┌──

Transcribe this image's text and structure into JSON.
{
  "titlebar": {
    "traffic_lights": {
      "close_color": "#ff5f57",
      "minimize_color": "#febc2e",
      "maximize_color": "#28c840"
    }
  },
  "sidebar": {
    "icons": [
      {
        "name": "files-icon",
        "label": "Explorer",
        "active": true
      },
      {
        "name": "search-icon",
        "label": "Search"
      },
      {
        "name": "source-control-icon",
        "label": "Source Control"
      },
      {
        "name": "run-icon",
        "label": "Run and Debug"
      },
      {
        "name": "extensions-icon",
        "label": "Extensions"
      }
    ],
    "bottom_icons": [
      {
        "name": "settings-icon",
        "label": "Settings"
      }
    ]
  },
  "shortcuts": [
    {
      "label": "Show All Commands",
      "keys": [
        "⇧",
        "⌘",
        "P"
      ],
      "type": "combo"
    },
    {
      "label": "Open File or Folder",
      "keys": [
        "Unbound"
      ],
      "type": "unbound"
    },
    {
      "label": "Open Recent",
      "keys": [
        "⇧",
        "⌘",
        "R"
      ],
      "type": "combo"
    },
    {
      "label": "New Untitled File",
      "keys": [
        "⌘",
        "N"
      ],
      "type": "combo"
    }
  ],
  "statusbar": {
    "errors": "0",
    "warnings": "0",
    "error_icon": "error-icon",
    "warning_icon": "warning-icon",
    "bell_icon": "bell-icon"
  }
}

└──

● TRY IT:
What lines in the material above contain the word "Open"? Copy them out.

● ANSWER TO THIS PROBLEM:
      "label": "Open File or Folder",
      "label": "Open Recent",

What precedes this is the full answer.